Depending on the results of the male fertility tests, treatment may include medication, surgery or lifestyle changes the man can undertake himself. We will have a thorough discussion with the man or couple covering all treatment options, including their chances of success and any risks involved. The decision on treatment will be made together by the patient(s) and doctor.

Medication

Our providers may treat hormonal imbalances, infections and erectile dysfunction with medication.

Surgery

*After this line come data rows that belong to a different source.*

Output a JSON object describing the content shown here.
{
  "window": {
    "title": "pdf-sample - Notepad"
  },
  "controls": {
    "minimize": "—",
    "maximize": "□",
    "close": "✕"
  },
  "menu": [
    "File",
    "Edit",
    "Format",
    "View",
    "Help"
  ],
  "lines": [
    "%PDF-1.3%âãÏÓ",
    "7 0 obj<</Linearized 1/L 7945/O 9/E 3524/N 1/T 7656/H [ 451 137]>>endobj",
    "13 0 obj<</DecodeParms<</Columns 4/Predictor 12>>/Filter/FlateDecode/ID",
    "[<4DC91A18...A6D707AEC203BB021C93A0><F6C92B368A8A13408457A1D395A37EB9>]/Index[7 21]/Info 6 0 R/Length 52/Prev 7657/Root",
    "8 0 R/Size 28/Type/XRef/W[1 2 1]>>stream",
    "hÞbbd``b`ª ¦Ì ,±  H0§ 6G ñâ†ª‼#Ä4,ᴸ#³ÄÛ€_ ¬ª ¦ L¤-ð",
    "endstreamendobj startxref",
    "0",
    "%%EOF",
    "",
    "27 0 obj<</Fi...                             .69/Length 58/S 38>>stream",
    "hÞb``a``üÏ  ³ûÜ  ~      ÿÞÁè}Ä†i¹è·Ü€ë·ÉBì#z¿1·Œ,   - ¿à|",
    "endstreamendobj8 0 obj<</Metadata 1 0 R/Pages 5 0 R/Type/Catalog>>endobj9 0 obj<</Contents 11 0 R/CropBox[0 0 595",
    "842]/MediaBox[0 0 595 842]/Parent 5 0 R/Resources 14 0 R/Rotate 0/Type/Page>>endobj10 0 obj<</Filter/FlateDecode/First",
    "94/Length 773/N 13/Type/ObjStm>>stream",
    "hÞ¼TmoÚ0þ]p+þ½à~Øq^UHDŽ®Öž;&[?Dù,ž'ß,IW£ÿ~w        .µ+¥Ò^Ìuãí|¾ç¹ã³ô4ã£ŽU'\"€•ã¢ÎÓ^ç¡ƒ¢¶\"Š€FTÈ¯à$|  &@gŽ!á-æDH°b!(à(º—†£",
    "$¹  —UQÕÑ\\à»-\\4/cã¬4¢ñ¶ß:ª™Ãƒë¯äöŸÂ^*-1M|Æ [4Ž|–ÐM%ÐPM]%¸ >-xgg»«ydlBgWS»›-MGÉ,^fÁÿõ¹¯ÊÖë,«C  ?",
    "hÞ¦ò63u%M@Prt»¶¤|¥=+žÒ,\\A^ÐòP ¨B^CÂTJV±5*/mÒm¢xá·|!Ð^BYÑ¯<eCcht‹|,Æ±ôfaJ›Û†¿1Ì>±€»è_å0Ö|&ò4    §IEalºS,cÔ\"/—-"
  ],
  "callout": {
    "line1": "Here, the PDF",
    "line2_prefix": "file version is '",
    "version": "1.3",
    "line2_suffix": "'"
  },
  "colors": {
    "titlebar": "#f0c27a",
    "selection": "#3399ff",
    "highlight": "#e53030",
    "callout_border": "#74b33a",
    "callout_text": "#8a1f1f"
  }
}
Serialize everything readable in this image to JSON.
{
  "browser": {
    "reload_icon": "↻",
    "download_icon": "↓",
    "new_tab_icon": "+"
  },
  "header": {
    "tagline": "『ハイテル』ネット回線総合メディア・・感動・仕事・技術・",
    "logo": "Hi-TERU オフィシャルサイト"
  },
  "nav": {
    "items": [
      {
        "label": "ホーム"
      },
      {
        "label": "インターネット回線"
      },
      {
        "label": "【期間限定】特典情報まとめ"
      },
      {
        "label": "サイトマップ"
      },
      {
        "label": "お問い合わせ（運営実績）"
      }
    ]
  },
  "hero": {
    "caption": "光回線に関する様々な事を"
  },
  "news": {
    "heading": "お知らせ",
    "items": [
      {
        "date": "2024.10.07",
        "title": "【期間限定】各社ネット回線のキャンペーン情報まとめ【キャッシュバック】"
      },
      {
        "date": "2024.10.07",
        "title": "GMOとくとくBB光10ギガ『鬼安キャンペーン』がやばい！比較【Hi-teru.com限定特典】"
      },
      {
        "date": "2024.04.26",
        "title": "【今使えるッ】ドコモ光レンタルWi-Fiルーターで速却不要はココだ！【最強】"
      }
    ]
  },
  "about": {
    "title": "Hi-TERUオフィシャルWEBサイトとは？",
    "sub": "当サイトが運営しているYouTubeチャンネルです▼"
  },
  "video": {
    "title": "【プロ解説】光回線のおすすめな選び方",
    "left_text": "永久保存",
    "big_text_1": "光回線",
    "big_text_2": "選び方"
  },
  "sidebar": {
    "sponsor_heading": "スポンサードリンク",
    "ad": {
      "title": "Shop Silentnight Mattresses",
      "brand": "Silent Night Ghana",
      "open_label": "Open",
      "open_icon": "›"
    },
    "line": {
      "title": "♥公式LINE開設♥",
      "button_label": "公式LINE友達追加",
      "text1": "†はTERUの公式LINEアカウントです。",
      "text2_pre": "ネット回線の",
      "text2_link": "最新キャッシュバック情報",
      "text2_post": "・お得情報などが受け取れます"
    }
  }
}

Blockages after vasectomies may require an outpatient surgical procedure to reconnect the vas deferens. When sperm is produced but is not in the ejaculate such as in congenital absence of the vas deferens, we can extract the sperm surgically to be used in assisted reproductive technologies (see below).

Fertility preservation (sperm or embryo freezing)

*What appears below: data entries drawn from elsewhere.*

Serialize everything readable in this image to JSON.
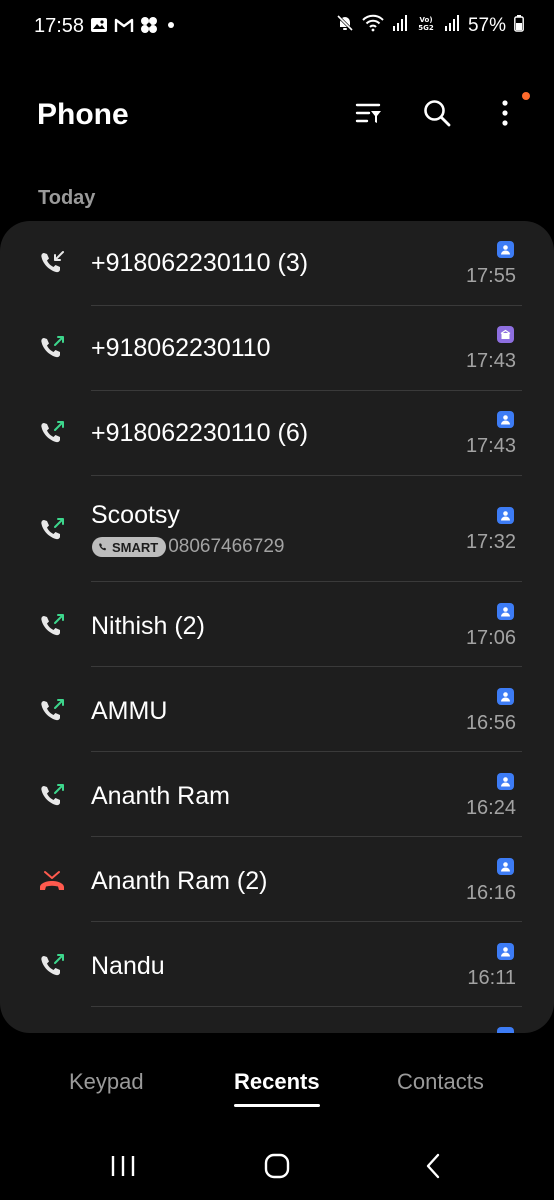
{
  "status_bar": {
    "time": "17:58",
    "battery": "57%",
    "left_icons": [
      "gallery-icon",
      "gmail-icon",
      "pinwheel-icon",
      "dot-icon"
    ],
    "right_icons": [
      "mute-icon",
      "wifi-icon",
      "signal-icon",
      "volte-icon",
      "signal-icon",
      "battery-icon"
    ]
  },
  "app_bar": {
    "title": "Phone",
    "actions": [
      "filter-icon",
      "search-icon",
      "more-icon"
    ]
  },
  "section": {
    "label": "Today"
  },
  "calls": [
    {
      "name": "+918062230110 (3)",
      "time": "17:55",
      "type": "incoming",
      "badge": "contact"
    },
    {
      "name": "+918062230110",
      "time": "17:43",
      "type": "outgoing",
      "badge": "business"
    },
    {
      "name": "+918062230110 (6)",
      "time": "17:43",
      "type": "outgoing",
      "badge": "contact"
    },
    {
      "name": "Scootsy",
      "time": "17:32",
      "type": "outgoing",
      "badge": "contact",
      "smart_label": "SMART",
      "smart_number": "08067466729"
    },
    {
      "name": "Nithish (2)",
      "time": "17:06",
      "type": "outgoing",
      "badge": "contact"
    },
    {
      "name": "AMMU",
      "time": "16:56",
      "type": "outgoing",
      "badge": "contact"
    },
    {
      "name": "Ananth Ram",
      "time": "16:24",
      "type": "outgoing",
      "badge": "contact"
    },
    {
      "name": "Ananth Ram (2)",
      "time": "16:16",
      "type": "missed",
      "badge": "contact"
    },
    {
      "name": "Nandu",
      "time": "16:11",
      "type": "outgoing",
      "badge": "contact"
    }
  ],
  "tabs": [
    {
      "label": "Keypad",
      "active": false
    },
    {
      "label": "Recents",
      "active": true
    },
    {
      "label": "Contacts",
      "active": false
    }
  ],
  "colors": {
    "outgoing_arrow": "#3dd68c",
    "missed": "#ff5a4e",
    "contact_badge": "#3d7cf5",
    "business_badge": "#8e6fe0",
    "notification_dot": "#ff6a2c"
  }
}
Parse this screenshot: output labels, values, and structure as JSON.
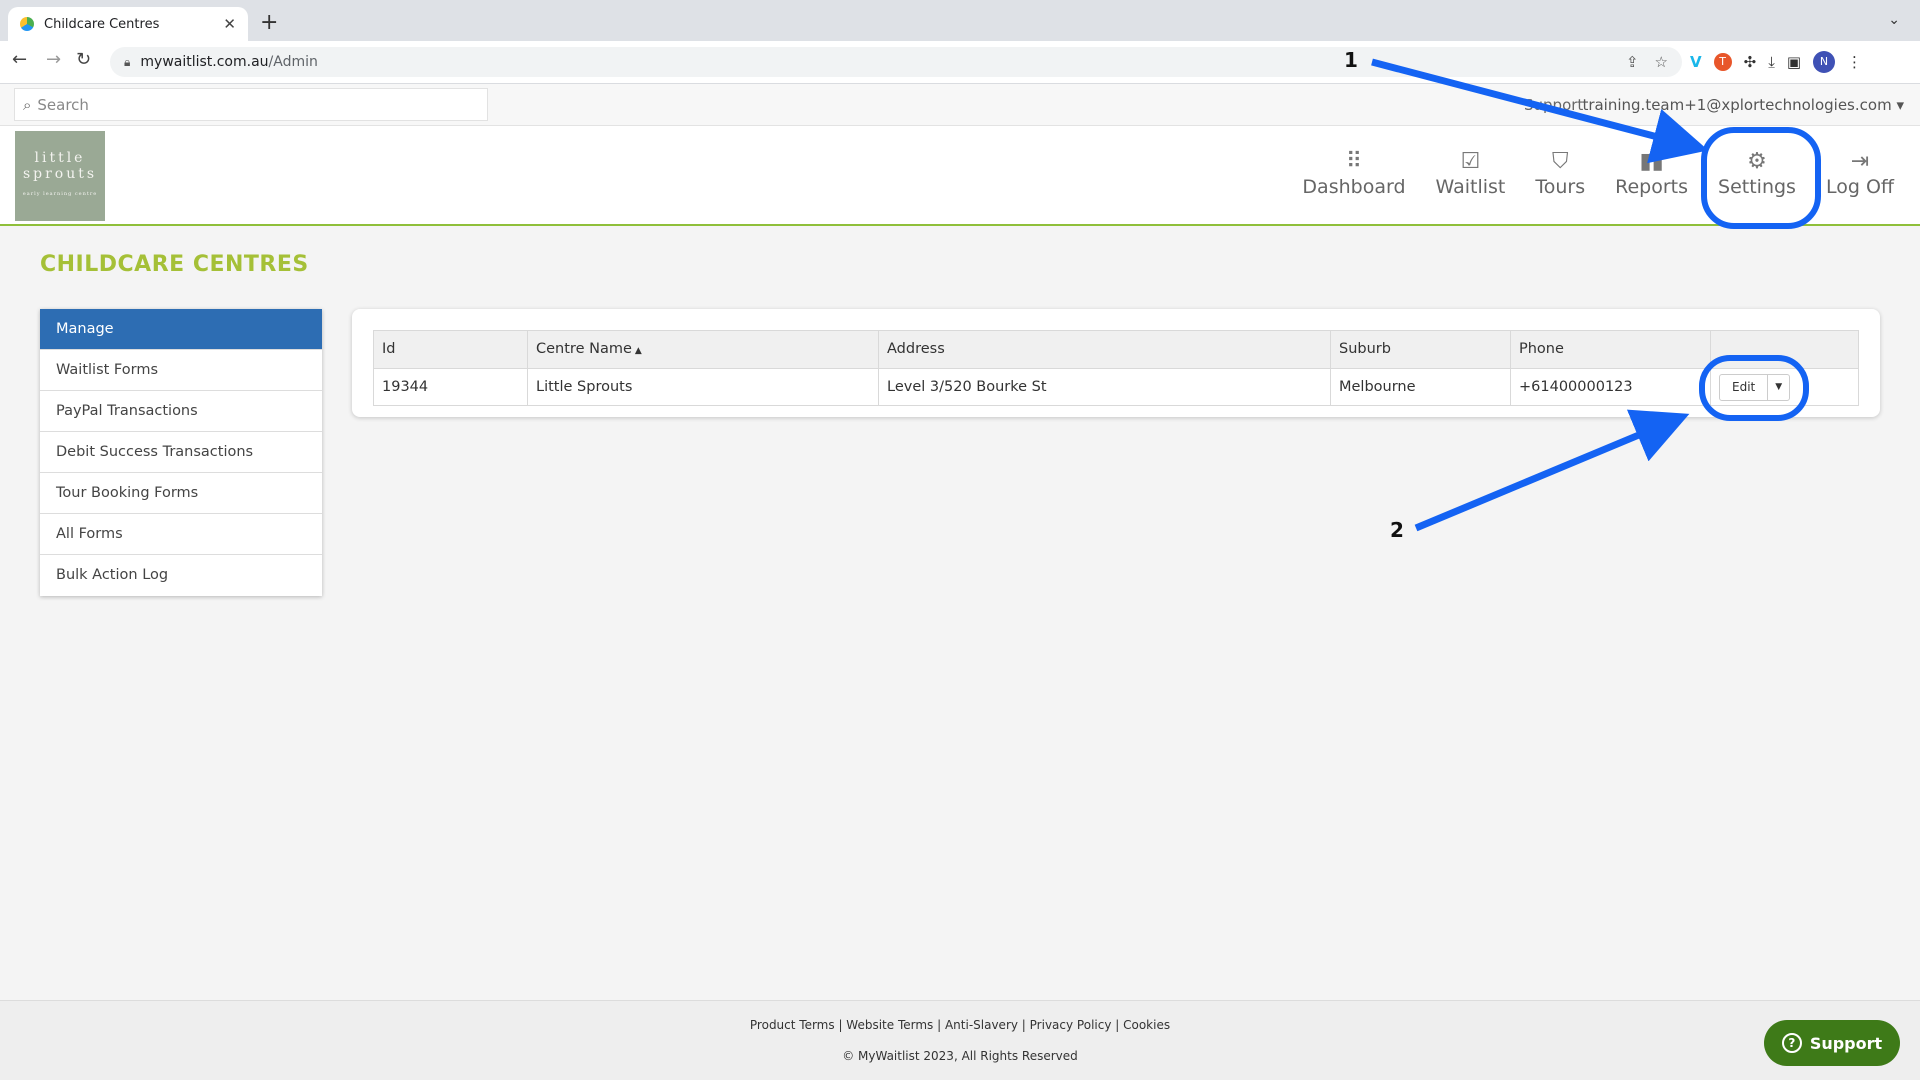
{
  "browser": {
    "tab_title": "Childcare Centres",
    "tab_close": "✕",
    "new_tab": "+",
    "url_host": "mywaitlist.com.au",
    "url_path": "/Admin",
    "avatar_initial": "N"
  },
  "topstrip": {
    "search_placeholder": "Search",
    "support_label": "Support",
    "user_email": "training.team+1@xplortechnologies.com"
  },
  "logo": {
    "line1": "little",
    "line2": "sprouts",
    "tagline": "early learning centre"
  },
  "nav": {
    "items": [
      {
        "label": "Dashboard",
        "icon": "grid-icon"
      },
      {
        "label": "Waitlist",
        "icon": "inbox-check-icon"
      },
      {
        "label": "Tours",
        "icon": "map-icon"
      },
      {
        "label": "Reports",
        "icon": "bar-chart-icon"
      },
      {
        "label": "Settings",
        "icon": "gear-icon"
      },
      {
        "label": "Log Off",
        "icon": "sign-out-icon"
      }
    ]
  },
  "page": {
    "title": "CHILDCARE CENTRES"
  },
  "sidemenu": {
    "items": [
      {
        "label": "Manage"
      },
      {
        "label": "Waitlist Forms"
      },
      {
        "label": "PayPal Transactions"
      },
      {
        "label": "Debit Success Transactions"
      },
      {
        "label": "Tour Booking Forms"
      },
      {
        "label": "All Forms"
      },
      {
        "label": "Bulk Action Log"
      }
    ]
  },
  "table": {
    "headers": [
      "Id",
      "Centre Name",
      "Address",
      "Suburb",
      "Phone",
      ""
    ],
    "sort_indicator": "▲",
    "rows": [
      {
        "id": "19344",
        "name": "Little Sprouts",
        "address": "Level 3/520 Bourke St",
        "suburb": "Melbourne",
        "phone": "+61400000123"
      }
    ],
    "edit_label": "Edit"
  },
  "annotations": {
    "label1": "1",
    "label2": "2",
    "color": "#1463f3"
  },
  "footer": {
    "links": [
      "Product Terms",
      "Website Terms",
      "Anti-Slavery",
      "Privacy Policy",
      "Cookies"
    ],
    "copyright": "© MyWaitlist 2023, All Rights Reserved",
    "support_button": "Support"
  }
}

For men with chronic conditions or facing cancer treatment, it may behoove them to preserve their fertility via freezing sperm or creating (through reproductive assistance) and freezing embryos for future fertility options.

Lifestyle changes

Lifestyle changes can improve a man’s sperm health, his overall health and help reduce stress and anxiety that can affect his fertility. Losing weight and adopting a moderate exercise routine and healthy diet help both the body and mind to be in optimal shape for reproduction.

IUI, IVF and ICSI

If sperm count and quality are the prominent issues, then intrauterine insemination (IUI) or IVF may be the best fertility treatments for men.

For very severe male factor infertility other IVF-related options include employing intracytoplasmic sperm injection (ICSI), in which a healthy sperm is selected and injected directly into a female egg in the IVF lab for best chances of fertilization.

The female partner can also use donor sperm through IUI or IVF. This may be a good alternative option for pregnancy for men with very low-quality sperm that cannot fertilize an egg through assisted reproduction, or for men with genetic concerns they do not wish to pass on to the baby.